■ Task to complete ■
Output all of the entries exactly as written.

■ Task data ■

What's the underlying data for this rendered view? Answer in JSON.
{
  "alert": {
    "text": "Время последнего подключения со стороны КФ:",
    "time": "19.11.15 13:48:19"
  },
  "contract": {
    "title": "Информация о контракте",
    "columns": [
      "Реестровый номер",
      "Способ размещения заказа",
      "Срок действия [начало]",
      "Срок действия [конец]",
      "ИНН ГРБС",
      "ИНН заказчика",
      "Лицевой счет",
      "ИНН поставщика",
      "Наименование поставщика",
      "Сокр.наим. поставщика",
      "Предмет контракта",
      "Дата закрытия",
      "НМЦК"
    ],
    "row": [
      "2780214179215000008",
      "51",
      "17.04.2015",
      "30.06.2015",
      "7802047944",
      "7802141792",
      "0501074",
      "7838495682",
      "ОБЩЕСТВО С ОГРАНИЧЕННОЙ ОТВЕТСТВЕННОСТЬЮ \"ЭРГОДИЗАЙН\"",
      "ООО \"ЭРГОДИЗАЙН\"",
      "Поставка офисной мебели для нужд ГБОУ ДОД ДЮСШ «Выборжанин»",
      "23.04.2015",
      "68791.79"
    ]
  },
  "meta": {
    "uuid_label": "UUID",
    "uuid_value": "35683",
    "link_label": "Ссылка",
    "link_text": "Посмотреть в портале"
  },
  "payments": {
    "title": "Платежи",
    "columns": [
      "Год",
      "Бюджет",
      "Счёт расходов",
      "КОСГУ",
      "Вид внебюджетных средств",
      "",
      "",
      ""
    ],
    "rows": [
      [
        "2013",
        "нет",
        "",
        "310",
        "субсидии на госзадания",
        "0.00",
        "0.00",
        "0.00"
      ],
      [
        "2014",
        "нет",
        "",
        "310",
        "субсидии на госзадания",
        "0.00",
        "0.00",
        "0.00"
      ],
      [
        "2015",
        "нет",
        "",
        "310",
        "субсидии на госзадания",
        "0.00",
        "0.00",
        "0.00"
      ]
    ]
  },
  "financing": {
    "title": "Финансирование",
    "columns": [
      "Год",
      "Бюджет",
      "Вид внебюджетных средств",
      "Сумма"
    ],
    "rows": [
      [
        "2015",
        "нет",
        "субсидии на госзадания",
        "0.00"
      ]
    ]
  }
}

■ Answer to the problem ■
What's the underlying data for this rendered view? Answer in JSON.
{
  "alert": {
    "text": "Время последнего подключения со стороны КФ:",
    "time": "19.11.15 13:48:19"
  },
  "contract": {
    "title": "Информация о контракте",
    "columns": [
      "Реестровый номер",
      "Способ размещения заказа",
      "Срок действия [начало]",
      "Срок действия [конец]",
      "ИНН ГРБС",
      "ИНН заказчика",
      "Лицевой счет",
      "ИНН поставщика",
      "Наименование поставщика",
      "Сокр.наим. поставщика",
      "Предмет контракта",
      "Дата закрытия",
      "НМЦК"
    ],
    "row": [
      "2780214179215000008",
      "51",
      "17.04.2015",
      "30.06.2015",
      "7802047944",
      "7802141792",
      "0501074",
      "7838495682",
      "ОБЩЕСТВО С ОГРАНИЧЕННОЙ ОТВЕТСТВЕННОСТЬЮ \"ЭРГОДИЗАЙН\"",
      "ООО \"ЭРГОДИЗАЙН\"",
      "Поставка офисной мебели для нужд ГБОУ ДОД ДЮСШ «Выборжанин»",
      "23.04.2015",
      "68791.79"
    ]
  },
  "meta": {
    "uuid_label": "UUID",
    "uuid_value": "35683",
    "link_label": "Ссылка",
    "link_text": "Посмотреть в портале"
  },
  "payments": {
    "title": "Платежи",
    "columns": [
      "Год",
      "Бюджет",
      "Счёт расходов",
      "КОСГУ",
      "Вид внебюджетных средств",
      "",
      "",
      ""
    ],
    "rows": [
      [
        "2013",
        "нет",
        "",
        "310",
        "субсидии на госзадания",
        "0.00",
        "0.00",
        "0.00"
      ],
      [
        "2014",
        "нет",
        "",
        "310",
        "субсидии на госзадания",
        "0.00",
        "0.00",
        "0.00"
      ],
      [
        "2015",
        "нет",
        "",
        "310",
        "субсидии на госзадания",
        "0.00",
        "0.00",
        "0.00"
      ]
    ]
  },
  "financing": {
    "title": "Финансирование",
    "columns": [
      "Год",
      "Бюджет",
      "Вид внебюджетных средств",
      "Сумма"
    ],
    "rows": [
      [
        "2015",
        "нет",
        "субсидии на госзадания",
        "0.00"
      ]
    ]
  }
}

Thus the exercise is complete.